May 5, 2023—Diabetes doesn’t affect women and men in the same way, according to the Centers for Disease Control and Prevention.
Changes in your hormone levels before and during your period can make blood sugar levels harder to manage. This can happen after menopause too.
Women with diabetes are at a higher risk for certain health problems as well. Here are some examples—and what you can do about them.
Diabetes increases the risk of heart disease for everyone, but more so for women than for men. Women with diabetes also have worse survival rates after a heart attack.
Why is that? The American Heart Association says one factor may be differences in treatment, with women less likely to use heart-protective medicines, like statins. But differences in hormones may play a role. And women may be more likely to have other heart disease risk factors, such as high cholesterol.

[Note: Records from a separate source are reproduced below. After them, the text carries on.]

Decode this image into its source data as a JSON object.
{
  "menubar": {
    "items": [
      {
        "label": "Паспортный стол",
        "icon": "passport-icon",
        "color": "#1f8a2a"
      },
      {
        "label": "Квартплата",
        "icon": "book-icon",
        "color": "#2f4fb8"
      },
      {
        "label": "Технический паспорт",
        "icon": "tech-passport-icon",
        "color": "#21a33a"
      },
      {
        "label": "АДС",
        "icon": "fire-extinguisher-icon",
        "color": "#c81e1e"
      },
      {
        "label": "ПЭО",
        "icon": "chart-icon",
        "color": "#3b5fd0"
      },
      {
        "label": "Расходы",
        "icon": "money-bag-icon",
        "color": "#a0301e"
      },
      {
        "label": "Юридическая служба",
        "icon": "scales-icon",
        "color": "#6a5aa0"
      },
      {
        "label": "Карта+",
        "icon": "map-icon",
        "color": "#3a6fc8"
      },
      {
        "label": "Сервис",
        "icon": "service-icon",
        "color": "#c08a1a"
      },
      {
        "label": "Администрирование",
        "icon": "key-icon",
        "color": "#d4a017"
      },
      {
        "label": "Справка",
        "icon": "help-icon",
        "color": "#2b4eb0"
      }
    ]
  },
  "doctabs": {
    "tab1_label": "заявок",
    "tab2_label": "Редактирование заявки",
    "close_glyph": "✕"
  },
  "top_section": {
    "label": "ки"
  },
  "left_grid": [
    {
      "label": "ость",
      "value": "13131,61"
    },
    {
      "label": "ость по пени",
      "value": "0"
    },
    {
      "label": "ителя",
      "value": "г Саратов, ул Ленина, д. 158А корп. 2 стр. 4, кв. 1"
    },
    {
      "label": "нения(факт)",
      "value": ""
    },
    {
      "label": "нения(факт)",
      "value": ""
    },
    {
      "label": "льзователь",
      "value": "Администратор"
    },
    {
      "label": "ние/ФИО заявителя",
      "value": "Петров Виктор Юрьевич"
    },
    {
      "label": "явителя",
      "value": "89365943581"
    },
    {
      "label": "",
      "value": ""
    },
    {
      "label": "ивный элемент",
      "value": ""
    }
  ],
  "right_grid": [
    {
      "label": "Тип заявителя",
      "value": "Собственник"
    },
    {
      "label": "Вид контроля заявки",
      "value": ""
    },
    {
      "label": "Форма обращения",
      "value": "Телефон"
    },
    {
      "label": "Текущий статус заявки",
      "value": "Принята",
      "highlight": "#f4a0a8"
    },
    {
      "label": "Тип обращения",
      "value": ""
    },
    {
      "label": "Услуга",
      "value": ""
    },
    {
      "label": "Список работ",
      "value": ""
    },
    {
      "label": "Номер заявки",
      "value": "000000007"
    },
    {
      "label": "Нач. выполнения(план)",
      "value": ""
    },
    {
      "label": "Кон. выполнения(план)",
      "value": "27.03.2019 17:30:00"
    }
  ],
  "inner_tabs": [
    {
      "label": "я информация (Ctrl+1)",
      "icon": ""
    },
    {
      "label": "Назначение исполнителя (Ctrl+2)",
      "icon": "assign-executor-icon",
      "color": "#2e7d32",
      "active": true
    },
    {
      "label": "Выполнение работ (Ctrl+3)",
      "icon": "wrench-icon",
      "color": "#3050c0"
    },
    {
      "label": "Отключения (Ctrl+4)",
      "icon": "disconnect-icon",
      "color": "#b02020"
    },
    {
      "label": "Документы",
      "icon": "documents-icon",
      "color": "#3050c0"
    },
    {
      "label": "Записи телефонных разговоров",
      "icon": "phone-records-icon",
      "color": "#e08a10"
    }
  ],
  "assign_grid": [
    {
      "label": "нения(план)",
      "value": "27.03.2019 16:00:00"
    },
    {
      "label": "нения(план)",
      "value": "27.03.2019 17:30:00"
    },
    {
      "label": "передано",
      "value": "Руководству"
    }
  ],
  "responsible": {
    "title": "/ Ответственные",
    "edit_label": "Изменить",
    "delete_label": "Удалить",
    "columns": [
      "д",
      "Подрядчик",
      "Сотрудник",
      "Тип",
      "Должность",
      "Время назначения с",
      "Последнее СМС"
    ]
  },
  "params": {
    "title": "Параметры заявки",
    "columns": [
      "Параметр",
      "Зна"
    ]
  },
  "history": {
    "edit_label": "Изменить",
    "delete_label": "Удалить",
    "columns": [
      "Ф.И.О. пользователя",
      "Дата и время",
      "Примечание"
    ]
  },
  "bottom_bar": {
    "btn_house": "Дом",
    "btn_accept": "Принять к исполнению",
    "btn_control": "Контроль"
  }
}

How to take charge: Get regular blood pressure and cholesterol tests, and talk to your doctor about medicines that can keep your heart healthy.
Reproductive and urinary tract concerns
Diabetes raises a woman's risk of:
- Fertility problems.
- Pregnancy complications.
- Urinary tract infections.
- Vaginal dryness.
- Yeast infections.
How to take charge: If you’re experiencing any of these issues, it’s important to tell your doctor. They can help you find treatments and manage your risks.
Increased odds of diabetes complications
Women have a higher risk of diabetes complications, including:
- Kidney disease.
How to take charge: Ask your doctor if you should be screened for kidney disease. Keep up with preventive care, including regular eye exams. And let your doctor know if you're dealing with depression or other mental health concerns.
3 ways women can live better with diabetes
If you're among the 1 in 9 women in the U.S. living with diabetes, you can take steps to control your condition and live a healthy life. To put yourself on a good path:
- Speak up for yourself. Tell your doctor you want to stay on top of these risks, and ask what you can do.
- Stay active. Even a walk a day can make a difference.
- Make heart-healthy food choices. Smart eating habits can help you manage your blood sugar and lower your heart disease risks at the same time.
You can do this!
Explore our tips on keeping your spirits up when you're managing diabetes. And discover more ways to live your best life in our Diabetes health topic center.
- American Heart Association. "Why Are Women With Diabetes at Greater Risk for Poor Heart Health?" https://www.heart.org/en/news/2019/05/14/why-are-women-with-diabetes-at-greater-risk-for-poor-heart-health.
- Centers for Disease Control and Prevention. "Diabetes and Women." https://www.cdc.gov/diabetes/library/features/diabetes-and-women.html.
- Centers for Disease Control and Prevention. "Get Tested for Chronic Kidney Disease." https://www.cdc.gov/kidneydisease/publications-resources/get-tested.html.
- U.S. Department of Health and Human Services Office on Women's Health. "Diabetes." https://www.womenshealth.gov/a-z-topics/diabetes.